Quick Pointers to Manage Stress

Quick Pointers to Manage Stress

April is Stress Awareness month. Everyone experiences stress, we just all experience it differently. Stress is the reaction to certain situations when a person feels anxious or threatened. It’s an “in the moment” reaction that can have a lasting impact on your body.

Learning to cope with stress can prove beneficial for long-term physiological health. Left untreated, stress can lead to headaches, stomach disorders, depression, and even serious health issues like stroke or heart disease.

Unfortunately, there is no one-size-fits-all answer for managing stress. However, exploring coping mechanisms with yourself, your therapist, or using supports proven to work for you might help guide you in the right direction.

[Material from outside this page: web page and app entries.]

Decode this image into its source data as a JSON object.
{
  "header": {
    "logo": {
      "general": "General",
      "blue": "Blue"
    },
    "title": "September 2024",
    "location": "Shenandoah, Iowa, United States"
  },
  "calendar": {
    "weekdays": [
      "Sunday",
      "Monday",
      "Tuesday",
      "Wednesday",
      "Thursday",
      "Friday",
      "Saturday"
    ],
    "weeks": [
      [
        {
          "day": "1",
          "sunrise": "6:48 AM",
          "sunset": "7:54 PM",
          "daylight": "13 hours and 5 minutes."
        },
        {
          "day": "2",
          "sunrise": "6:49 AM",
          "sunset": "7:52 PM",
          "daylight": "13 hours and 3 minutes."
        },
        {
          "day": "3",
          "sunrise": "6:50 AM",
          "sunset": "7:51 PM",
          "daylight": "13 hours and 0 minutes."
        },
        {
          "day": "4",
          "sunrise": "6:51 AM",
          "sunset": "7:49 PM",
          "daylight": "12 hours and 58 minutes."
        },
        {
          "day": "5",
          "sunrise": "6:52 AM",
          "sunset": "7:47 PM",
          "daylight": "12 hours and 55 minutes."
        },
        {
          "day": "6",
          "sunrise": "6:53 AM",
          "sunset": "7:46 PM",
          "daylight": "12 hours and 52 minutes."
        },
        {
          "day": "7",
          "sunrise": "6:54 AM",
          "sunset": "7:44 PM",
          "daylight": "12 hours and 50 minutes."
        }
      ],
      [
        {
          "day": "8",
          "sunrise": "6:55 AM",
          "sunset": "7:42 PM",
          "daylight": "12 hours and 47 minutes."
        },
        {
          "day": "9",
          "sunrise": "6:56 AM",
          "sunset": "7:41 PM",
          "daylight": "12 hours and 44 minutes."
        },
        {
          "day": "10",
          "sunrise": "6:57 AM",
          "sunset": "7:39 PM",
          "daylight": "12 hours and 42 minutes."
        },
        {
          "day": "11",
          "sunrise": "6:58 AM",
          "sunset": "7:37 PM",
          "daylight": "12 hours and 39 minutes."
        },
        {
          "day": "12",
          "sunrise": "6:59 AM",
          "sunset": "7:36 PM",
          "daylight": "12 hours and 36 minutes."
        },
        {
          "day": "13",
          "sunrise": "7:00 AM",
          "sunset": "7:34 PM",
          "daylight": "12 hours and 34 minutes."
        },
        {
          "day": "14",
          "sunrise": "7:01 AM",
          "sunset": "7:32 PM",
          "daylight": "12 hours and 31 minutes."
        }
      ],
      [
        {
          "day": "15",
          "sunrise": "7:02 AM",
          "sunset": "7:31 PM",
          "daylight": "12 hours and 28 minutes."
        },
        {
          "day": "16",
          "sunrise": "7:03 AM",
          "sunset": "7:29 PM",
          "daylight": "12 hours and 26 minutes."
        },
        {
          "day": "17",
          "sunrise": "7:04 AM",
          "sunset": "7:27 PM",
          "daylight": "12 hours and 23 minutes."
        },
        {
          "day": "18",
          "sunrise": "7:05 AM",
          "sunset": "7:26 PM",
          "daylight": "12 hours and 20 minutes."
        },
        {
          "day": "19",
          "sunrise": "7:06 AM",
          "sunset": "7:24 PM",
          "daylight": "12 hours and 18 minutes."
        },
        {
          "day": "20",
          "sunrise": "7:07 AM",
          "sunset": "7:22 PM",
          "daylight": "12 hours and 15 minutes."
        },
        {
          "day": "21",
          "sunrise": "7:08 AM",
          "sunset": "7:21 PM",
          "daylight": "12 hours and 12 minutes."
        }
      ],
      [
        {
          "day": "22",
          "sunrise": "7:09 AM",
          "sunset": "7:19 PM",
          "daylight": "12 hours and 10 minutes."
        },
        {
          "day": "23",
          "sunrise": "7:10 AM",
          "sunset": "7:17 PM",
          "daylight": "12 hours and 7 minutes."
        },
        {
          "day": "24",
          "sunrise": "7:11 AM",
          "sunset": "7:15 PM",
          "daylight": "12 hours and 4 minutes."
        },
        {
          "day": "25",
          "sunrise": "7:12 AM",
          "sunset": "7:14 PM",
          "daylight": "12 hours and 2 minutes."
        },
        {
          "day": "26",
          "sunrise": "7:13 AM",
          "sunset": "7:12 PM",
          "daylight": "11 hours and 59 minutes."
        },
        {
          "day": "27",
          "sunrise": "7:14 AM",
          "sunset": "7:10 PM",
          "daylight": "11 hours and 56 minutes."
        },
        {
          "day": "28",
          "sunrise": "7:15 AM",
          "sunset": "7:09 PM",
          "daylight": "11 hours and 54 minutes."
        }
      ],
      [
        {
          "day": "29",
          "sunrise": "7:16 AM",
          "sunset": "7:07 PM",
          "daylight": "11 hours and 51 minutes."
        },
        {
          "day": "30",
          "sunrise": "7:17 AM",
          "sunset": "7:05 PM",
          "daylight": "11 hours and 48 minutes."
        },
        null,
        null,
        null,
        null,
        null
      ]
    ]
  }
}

Sometimes when your stress is prolonged, it’s helpful to have some skills to utilize for stress management. One helpful Dialectical Behavior Therapy (DBT) tactic is Wise Mind ACCEPTS.

ACCEPTS stands for:

  • Activities
  • Contributing
  • Comparisons
  • Emotions
  • Pushing Away
  • Thoughts
  • Sensations

This essentially helps create more space between your mind and distress. You’ll likely use some of the five methods more than others, but the point is to recognize you are stressed and see what you can do about it.

In my sessions, I often suggest Activities and Pushing Away. Activities can be as simple as getting up and doing something. Clients can go on walks through their neighborhood to be more mindful of what’s just outside. A more intense activity with better results is to workout to get rid of stress. When stressed, your body releases cortisol, which is the body’s alarm system, the main stress hormone. A natural way to reduce the amount of cortisol in your system is to workout.

Pushing Away can work for quick, temporary relief. Maybe you’re stressed about the test you took today or that email you sent to your boss, pushing away the painful or distressing situation could help you feel better to fall asleep or complete the task that you are trying to accomplish.

Now, some triggers require lots of work and may not have quick fixes. Stressors such as finances, dealing with trauma related to our racial or gender identities, and/or sexual orientation can be long-lasting. Identity politics are complicated; even though we can be loud and proud about who we are, walking through the world being unaccepted can be stressful. In those moments, it’s best to have a fabulous support system to get you through trying times. It’s okay to not be okay; it’s not okay to not ask for help.

Remember, dealing with your stress only has positive impacts. Your health is of the utmost importance; without it, we wouldn’t be able to have brilliant conversations, learn new things, or get to know all that you have to offer! Stay hydrated and spread your positivity.

Some great books I recommend for reducing stress and increasing healthy habits are: The Mind Gut Connection by Emeran Mayer, MD; Anxiety Relief for Teens by Regime Galanti, PhD; and What Happened to You? Conversations on Trauma, Resilience, and Healing by Bruce D. Perry, MD, PhD, Oprah Winfrey.

Authored by: Tyler Diaz, LCSW